── Information ──

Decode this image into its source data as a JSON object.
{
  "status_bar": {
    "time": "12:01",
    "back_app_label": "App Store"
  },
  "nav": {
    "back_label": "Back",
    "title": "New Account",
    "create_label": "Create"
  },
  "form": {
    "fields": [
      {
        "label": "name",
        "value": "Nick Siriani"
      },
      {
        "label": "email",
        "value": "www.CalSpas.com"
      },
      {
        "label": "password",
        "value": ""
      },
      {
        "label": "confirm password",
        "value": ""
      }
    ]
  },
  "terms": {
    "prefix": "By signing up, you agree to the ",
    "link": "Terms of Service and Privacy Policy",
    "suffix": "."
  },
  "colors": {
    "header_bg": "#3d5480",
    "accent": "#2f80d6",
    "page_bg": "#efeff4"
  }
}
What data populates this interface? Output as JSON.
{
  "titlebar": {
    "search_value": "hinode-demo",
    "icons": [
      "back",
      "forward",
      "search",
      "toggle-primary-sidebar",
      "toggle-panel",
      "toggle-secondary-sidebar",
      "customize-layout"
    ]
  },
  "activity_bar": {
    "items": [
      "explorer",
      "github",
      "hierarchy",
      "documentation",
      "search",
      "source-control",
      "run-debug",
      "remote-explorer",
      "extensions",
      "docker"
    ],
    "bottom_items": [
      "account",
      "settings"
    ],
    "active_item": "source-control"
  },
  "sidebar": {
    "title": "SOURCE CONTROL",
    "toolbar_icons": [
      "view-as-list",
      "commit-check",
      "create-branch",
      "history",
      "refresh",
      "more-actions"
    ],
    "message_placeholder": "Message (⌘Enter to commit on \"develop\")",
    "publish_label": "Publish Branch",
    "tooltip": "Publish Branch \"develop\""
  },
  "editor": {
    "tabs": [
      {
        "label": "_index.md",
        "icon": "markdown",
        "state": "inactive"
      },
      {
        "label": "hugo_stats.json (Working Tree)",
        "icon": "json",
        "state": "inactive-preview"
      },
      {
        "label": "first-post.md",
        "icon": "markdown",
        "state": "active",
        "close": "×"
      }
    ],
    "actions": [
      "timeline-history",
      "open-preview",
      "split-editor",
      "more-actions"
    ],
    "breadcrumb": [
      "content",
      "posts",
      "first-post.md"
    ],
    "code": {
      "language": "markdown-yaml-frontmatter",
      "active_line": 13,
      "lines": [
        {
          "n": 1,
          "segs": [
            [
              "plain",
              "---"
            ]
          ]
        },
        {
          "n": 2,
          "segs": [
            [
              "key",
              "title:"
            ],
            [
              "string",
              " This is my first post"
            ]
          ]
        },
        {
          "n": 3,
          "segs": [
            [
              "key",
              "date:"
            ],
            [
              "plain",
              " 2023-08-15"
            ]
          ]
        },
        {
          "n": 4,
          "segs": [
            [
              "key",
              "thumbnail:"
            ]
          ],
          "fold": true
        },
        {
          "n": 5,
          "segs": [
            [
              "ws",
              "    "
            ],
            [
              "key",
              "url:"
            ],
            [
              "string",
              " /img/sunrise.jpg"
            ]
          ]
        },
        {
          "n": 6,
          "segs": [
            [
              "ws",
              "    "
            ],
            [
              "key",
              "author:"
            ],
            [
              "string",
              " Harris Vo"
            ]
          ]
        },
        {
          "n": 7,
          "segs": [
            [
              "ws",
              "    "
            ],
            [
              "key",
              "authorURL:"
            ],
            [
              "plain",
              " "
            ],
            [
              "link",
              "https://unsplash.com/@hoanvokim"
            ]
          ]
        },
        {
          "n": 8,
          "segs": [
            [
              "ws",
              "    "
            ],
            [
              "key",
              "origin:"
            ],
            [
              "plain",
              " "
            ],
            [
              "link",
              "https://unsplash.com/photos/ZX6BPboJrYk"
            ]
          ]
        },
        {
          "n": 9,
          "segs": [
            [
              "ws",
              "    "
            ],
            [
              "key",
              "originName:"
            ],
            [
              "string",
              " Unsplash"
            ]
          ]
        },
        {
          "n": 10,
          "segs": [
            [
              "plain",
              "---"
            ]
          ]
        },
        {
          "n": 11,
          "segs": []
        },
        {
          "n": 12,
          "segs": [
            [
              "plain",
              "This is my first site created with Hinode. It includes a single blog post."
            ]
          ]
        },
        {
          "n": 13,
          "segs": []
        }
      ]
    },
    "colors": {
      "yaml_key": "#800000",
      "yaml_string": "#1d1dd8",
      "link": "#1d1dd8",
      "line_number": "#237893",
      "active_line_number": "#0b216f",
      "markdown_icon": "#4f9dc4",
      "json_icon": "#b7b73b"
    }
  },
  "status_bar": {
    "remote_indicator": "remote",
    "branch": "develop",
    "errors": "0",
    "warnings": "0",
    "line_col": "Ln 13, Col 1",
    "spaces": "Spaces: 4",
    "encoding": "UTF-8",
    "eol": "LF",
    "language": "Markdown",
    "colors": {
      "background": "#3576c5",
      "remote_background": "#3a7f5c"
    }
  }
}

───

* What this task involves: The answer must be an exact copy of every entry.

* Exercise solution:
Decode this image into its source data as a JSON object.
{
  "status_bar": {
    "time": "12:01",
    "back_app_label": "App Store"
  },
  "nav": {
    "back_label": "Back",
    "title": "New Account",
    "create_label": "Create"
  },
  "form": {
    "fields": [
      {
        "label": "name",
        "value": "Nick Siriani"
      },
      {
        "label": "email",
        "value": "www.CalSpas.com"
      },
      {
        "label": "password",
        "value": ""
      },
      {
        "label": "confirm password",
        "value": ""
      }
    ]
  },
  "terms": {
    "prefix": "By signing up, you agree to the ",
    "link": "Terms of Service and Privacy Policy",
    "suffix": "."
  },
  "colors": {
    "header_bg": "#3d5480",
    "accent": "#2f80d6",
    "page_bg": "#efeff4"
  }
}
What data populates this interface? Output as JSON.
{
  "titlebar": {
    "search_value": "hinode-demo",
    "icons": [
      "back",
      "forward",
      "search",
      "toggle-primary-sidebar",
      "toggle-panel",
      "toggle-secondary-sidebar",
      "customize-layout"
    ]
  },
  "activity_bar": {
    "items": [
      "explorer",
      "github",
      "hierarchy",
      "documentation",
      "search",
      "source-control",
      "run-debug",
      "remote-explorer",
      "extensions",
      "docker"
    ],
    "bottom_items": [
      "account",
      "settings"
    ],
    "active_item": "source-control"
  },
  "sidebar": {
    "title": "SOURCE CONTROL",
    "toolbar_icons": [
      "view-as-list",
      "commit-check",
      "create-branch",
      "history",
      "refresh",
      "more-actions"
    ],
    "message_placeholder": "Message (⌘Enter to commit on \"develop\")",
    "publish_label": "Publish Branch",
    "tooltip": "Publish Branch \"develop\""
  },
  "editor": {
    "tabs": [
      {
        "label": "_index.md",
        "icon": "markdown",
        "state": "inactive"
      },
      {
        "label": "hugo_stats.json (Working Tree)",
        "icon": "json",
        "state": "inactive-preview"
      },
      {
        "label": "first-post.md",
        "icon": "markdown",
        "state": "active",
        "close": "×"
      }
    ],
    "actions": [
      "timeline-history",
      "open-preview",
      "split-editor",
      "more-actions"
    ],
    "breadcrumb": [
      "content",
      "posts",
      "first-post.md"
    ],
    "code": {
      "language": "markdown-yaml-frontmatter",
      "active_line": 13,
      "lines": [
        {
          "n": 1,
          "segs": [
            [
              "plain",
              "---"
            ]
          ]
        },
        {
          "n": 2,
          "segs": [
            [
              "key",
              "title:"
            ],
            [
              "string",
              " This is my first post"
            ]
          ]
        },
        {
          "n": 3,
          "segs": [
            [
              "key",
              "date:"
            ],
            [
              "plain",
              " 2023-08-15"
            ]
          ]
        },
        {
          "n": 4,
          "segs": [
            [
              "key",
              "thumbnail:"
            ]
          ],
          "fold": true
        },
        {
          "n": 5,
          "segs": [
            [
              "ws",
              "    "
            ],
            [
              "key",
              "url:"
            ],
            [
              "string",
              " /img/sunrise.jpg"
            ]
          ]
        },
        {
          "n": 6,
          "segs": [
            [
              "ws",
              "    "
            ],
            [
              "key",
              "author:"
            ],
            [
              "string",
              " Harris Vo"
            ]
          ]
        },
        {
          "n": 7,
          "segs": [
            [
              "ws",
              "    "
            ],
            [
              "key",
              "authorURL:"
            ],
            [
              "plain",
              " "
            ],
            [
              "link",
              "https://unsplash.com/@hoanvokim"
            ]
          ]
        },
        {
          "n": 8,
          "segs": [
            [
              "ws",
              "    "
            ],
            [
              "key",
              "origin:"
            ],
            [
              "plain",
              " "
            ],
            [
              "link",
              "https://unsplash.com/photos/ZX6BPboJrYk"
            ]
          ]
        },
        {
          "n": 9,
          "segs": [
            [
              "ws",
              "    "
            ],
            [
              "key",
              "originName:"
            ],
            [
              "string",
              " Unsplash"
            ]
          ]
        },
        {
          "n": 10,
          "segs": [
            [
              "plain",
              "---"
            ]
          ]
        },
        {
          "n": 11,
          "segs": []
        },
        {
          "n": 12,
          "segs": [
            [
              "plain",
              "This is my first site created with Hinode. It includes a single blog post."
            ]
          ]
        },
        {
          "n": 13,
          "segs": []
        }
      ]
    },
    "colors": {
      "yaml_key": "#800000",
      "yaml_string": "#1d1dd8",
      "link": "#1d1dd8",
      "line_number": "#237893",
      "active_line_number": "#0b216f",
      "markdown_icon": "#4f9dc4",
      "json_icon": "#b7b73b"
    }
  },
  "status_bar": {
    "remote_indicator": "remote",
    "branch": "develop",
    "errors": "0",
    "warnings": "0",
    "line_col": "Ln 13, Col 1",
    "spaces": "Spaces: 4",
    "encoding": "UTF-8",
    "eol": "LF",
    "language": "Markdown",
    "colors": {
      "background": "#3576c5",
      "remote_background": "#3a7f5c"
    }
  }
}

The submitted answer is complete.